After dental school and your specialization program, there’s an obligation to keep your knowledge fresh and relevant. Enter Continual Professional Development (CPD). CPD is an essential part of a dentist’s career progression. It encompasses various educational activities:

  • Refresher courses
  • Workshops
  • Webinars
  • Conferences

These developments contribute to maintaining competence, improving services, and enhancing patient care. It’s critical to your professional growth.

Your learning environment also extends beyond classrooms or conferences. Peer groups provide a significant learning platform. If you’re stuck with a challenging case, you can reach out to a colleague or engage in interactive discussions. These collaborations offer practical insights and innovative solutions based on real-life experiences.

Here’s an outline of the significant stages:

Stages of Learning JourneyDescription
Dental SchoolFoundational years for acquiring basic dental knowledge
Specialization ProgramEnhancing expertise in the chosen field
Continual Professional Development (CPD)Mandatory progression to keep up-to-date with advancements
Peer LearningInteractive discussions with colleagues for practical insights

Patient interaction is another learning platform that holds immense value. By handling diverse cases, you garner practical experiences and indispensable insights. Remember, each patient presents a unique challenge and a learning opportunity.

That said, staying at the forefront amidst endless innovations can be daunting. However, steadfast curiosity and eagerness to learn can navigate any dentist in this enriching journey. Your continuous learning in dentistry is not only a professional responsibility but also an ongoing commitment to your patients’ oral health. Remember, your relentless pursuit of knowledge will strengthen your competence and enrich your career.


So you’ve seen the extensive journey a dentist undertakes to provide the best oral care. From dental school to specialization, it’s a path filled with rigorous study. But the learning doesn’t stop there. With Continual Professional Development, dentists keep their knowledge fresh and stay up-to-date with the latest advancements. They also gain practical insights from peer learning and patient interactions. Remember, dentistry isn’t just about the technical skills. It’s about curiosity, continuous learning, and a commitment to enhancing patient health. So next time you visit your dentist, you’ll appreciate the wealth of knowledge and experience they bring to your care.

What is the concept of lifelong learning in dentistry?

Lifelong learning in dentistry is the continuous pursuit of knowledge and skills throughout a dentist’s career. It goes beyond initial academic training, involving continual professional development via workshops, webinars, and conferences to keep pace with the field’s advancements.

What is Continual Professional Development (CPD)?

Continual Professional Development (CPD) is a key aspect of a dentist’s career progression. It involves refreshing existing knowledge and acquiring new skills through various activities such as courses, workshops, and webinars.

Why is peer learning important in dentistry?

Peer learning is a valuable platform in dentistry because it fosters practical insights and experiences.

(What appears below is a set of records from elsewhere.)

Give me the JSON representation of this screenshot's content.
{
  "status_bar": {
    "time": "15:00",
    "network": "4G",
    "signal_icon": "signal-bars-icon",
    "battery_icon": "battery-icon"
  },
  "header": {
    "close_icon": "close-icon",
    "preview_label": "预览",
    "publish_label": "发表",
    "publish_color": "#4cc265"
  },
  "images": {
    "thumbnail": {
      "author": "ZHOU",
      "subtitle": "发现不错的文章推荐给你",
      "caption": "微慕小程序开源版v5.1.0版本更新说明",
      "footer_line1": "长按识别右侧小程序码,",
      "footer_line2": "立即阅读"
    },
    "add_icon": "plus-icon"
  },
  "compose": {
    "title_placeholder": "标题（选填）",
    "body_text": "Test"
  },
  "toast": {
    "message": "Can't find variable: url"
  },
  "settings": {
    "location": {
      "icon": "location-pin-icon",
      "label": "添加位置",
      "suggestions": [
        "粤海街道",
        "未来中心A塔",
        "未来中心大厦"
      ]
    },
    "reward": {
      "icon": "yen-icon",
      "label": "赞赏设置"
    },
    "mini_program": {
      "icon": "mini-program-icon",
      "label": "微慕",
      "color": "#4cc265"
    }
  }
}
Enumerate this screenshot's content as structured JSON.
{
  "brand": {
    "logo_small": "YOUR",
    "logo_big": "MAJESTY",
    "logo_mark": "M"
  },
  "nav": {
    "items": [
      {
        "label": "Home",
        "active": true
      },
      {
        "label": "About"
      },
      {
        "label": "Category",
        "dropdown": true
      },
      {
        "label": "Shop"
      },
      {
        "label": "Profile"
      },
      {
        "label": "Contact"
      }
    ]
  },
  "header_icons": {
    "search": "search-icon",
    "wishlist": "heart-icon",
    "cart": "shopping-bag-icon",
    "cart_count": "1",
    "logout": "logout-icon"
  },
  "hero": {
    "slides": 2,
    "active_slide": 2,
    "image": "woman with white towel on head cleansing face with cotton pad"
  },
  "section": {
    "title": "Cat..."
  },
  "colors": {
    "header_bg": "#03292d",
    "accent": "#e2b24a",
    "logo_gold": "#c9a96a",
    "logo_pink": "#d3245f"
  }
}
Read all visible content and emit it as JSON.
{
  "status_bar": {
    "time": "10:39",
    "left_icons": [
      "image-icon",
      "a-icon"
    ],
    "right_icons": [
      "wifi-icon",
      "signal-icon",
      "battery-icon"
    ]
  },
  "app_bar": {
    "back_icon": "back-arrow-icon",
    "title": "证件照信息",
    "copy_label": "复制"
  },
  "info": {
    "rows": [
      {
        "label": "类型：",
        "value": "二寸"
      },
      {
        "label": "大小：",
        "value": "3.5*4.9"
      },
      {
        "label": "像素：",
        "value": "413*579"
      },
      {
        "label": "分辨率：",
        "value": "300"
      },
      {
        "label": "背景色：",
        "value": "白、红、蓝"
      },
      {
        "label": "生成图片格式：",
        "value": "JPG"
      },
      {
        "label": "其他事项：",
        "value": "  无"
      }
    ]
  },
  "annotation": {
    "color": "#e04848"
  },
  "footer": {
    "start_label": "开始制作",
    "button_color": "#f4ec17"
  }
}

Through interaction with fellow professionals, dentists can learn from others’ successes and failures, improving their own level of care.

How do patients benefit from a dentist’s lifelong learning?

Patients directly benefit from a dentist’s lifelong learning. By staying updated with the latest advancements, dentists can offer improved oral care which translates to better oral health and overall well-being for their patients.

What are the stages of the learning journey in dentistry?

The learning journey in dentistry starts from dental school. After graduation, a dentist can choose to specialize, followed by engaging in Continual Professional Development and peer learning to continually refine their skills and knowledge.